“Joining communities is now easy to do once you find something that interests you,” adds Omar. “There are some really cool teachers and instructors all over the world who are truly passionate about what they do. They encourage and motivate people to get active and have fun. Take advantage of any good weather and get out!”

8. Explore feet first
It’s been said that walking is the most ancient exercise and still the best modern exercise. A hike in the fresh air can boost your mood and give you a good workout, as well as giving you an opportunity to explore your expat country. Maybe you’re surrounded by interesting landscapes, beautiful spaces or great walks which you haven’t yet discovered.

Walking is also an entirely versatile exercise, meaning you can tailor your hikes, strolls or power-walks to exactly the level or time that suits you, and work your way to harder trails gradually. “Physical health can boost mental well-being and vice versa,” says Vivian. “When you achieve an improvement in physical health, then you have a positive influence on your mental well-being too.” So find a trail to suit your level and grab your walking boots.

9. Pedal push
Getting around by bicycle is a healthier alternative to the daily commute, and is fast becoming more recognized by local authorities as an active and cost-effective method of inner-city travel for residents.

More and more government-funded bike-sharing schemes are popping up in cities globally, and chances are that if you live in a big city, there’ll be an efficient scheme for renting bikes near you.

London, Paris, Barcelona, Shanghai and New York City are just a few cities in which you can easily pick up and drop off one of thousands of bikes at different bicycle stations, with some cities even offering free time slots as an incentive.

10. Talk about it
In addition to the significant physical health benefits, adopting a physical activity routine can positively impact your mental well-being, reducing the symptoms of depression, anxiety and stress through inducing chemical chain reactions in your brain and body. The sudden loss of a support system, loneliness and culture shock can enhance the feelings of isolation that many expats experience, regardless of where they have relocated from or to. Out of the 300 million people around the world who suffer from depression (World Health Organisation), a study has shown that expats are over twice as likely to experience anxiety and depression than the general population.

If you’re struggling to motivate yourself and feel like you need someone to talk to, don’t hesitate to seek further help. Above all, don’t be too hard on yourself: adjusting to a new life can be difficult. “When you keep your mind in a good shape, then you will also feel the need to improve your physical state,” says Vivian.
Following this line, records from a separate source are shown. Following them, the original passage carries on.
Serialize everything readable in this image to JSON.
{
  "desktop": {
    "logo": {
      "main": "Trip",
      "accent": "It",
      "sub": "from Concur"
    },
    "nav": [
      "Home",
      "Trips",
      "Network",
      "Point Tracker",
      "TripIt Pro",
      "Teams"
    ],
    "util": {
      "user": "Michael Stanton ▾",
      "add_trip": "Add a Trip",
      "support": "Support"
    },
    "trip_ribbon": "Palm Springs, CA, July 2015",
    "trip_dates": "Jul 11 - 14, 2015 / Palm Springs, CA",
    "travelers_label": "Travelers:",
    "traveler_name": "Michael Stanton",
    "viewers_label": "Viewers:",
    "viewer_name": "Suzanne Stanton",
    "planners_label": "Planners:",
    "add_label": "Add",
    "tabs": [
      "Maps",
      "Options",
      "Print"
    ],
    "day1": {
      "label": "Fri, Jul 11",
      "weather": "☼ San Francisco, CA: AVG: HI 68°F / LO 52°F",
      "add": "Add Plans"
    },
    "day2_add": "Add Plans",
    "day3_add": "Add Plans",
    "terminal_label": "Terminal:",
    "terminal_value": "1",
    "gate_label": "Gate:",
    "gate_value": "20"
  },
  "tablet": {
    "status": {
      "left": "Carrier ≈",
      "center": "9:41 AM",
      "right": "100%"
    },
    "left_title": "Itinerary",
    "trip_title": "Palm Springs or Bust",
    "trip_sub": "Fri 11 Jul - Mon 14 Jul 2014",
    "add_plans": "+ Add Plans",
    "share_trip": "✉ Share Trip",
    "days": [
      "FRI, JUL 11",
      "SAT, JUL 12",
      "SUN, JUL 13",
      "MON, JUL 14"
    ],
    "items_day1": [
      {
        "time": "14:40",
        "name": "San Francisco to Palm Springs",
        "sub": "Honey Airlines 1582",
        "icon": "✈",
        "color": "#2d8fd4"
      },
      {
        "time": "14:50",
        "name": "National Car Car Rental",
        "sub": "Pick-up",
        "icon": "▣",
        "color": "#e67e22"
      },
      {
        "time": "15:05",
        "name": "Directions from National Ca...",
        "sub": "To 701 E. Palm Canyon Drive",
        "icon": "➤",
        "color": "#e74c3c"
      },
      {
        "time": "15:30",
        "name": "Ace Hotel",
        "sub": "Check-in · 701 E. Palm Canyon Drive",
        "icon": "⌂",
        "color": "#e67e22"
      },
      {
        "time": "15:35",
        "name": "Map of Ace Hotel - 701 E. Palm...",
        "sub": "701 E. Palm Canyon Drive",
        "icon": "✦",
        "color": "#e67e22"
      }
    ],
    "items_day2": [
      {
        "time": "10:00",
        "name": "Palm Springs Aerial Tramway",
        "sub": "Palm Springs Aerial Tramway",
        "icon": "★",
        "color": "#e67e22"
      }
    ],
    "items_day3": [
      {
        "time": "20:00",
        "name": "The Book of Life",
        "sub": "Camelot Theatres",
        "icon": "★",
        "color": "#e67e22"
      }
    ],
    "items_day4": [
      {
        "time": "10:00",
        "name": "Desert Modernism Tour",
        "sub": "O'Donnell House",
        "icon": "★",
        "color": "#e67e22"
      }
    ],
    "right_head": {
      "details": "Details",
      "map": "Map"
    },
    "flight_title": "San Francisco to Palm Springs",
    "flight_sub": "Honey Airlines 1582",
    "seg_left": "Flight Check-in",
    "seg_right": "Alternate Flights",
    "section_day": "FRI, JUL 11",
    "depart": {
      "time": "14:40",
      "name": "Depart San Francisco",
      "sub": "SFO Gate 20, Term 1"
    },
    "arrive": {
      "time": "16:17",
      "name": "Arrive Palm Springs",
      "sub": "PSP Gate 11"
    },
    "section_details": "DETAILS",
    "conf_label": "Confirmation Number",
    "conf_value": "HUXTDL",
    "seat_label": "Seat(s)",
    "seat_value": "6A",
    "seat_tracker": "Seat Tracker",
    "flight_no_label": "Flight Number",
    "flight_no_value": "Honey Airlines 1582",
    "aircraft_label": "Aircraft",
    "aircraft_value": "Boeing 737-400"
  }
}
Although she warns: “There may be challenges in accessing support, for example language barriers, cultural differences and lack of specialized mental health services for internationals, but see what options are being offered in your local community and online. Of course nowadays, with online counselling, these barriers are easily overcome – that’s why we love what we do and can help people all over the globe.”

“In counselling, we help clients learn how to manage their emotions,” she says. “We offer them a safe place to express their thoughts and feelings so they find solutions that are right for them so they can move forward.” If you’d prefer to speak to someone face to face, the international therapist directory is an online directory of suitably qualified and experienced therapists in different countries, so no matter where you are in the world, there’s always someone to talk to.

 

For information as to how Relocation Africa can help you with your Mobility, Immigration, Research, Remuneration, and Expat Tax needs, email marketing@relocationafrica.com, or call us on +27 21 763 4240.

Sources: Vivian Chiona (Expat Nest) via Expat Assure [1], [2]. Image sources: Victor Xok [1], Sara Dubler [2], Mike Bowman  [3], Aaron Benson [4].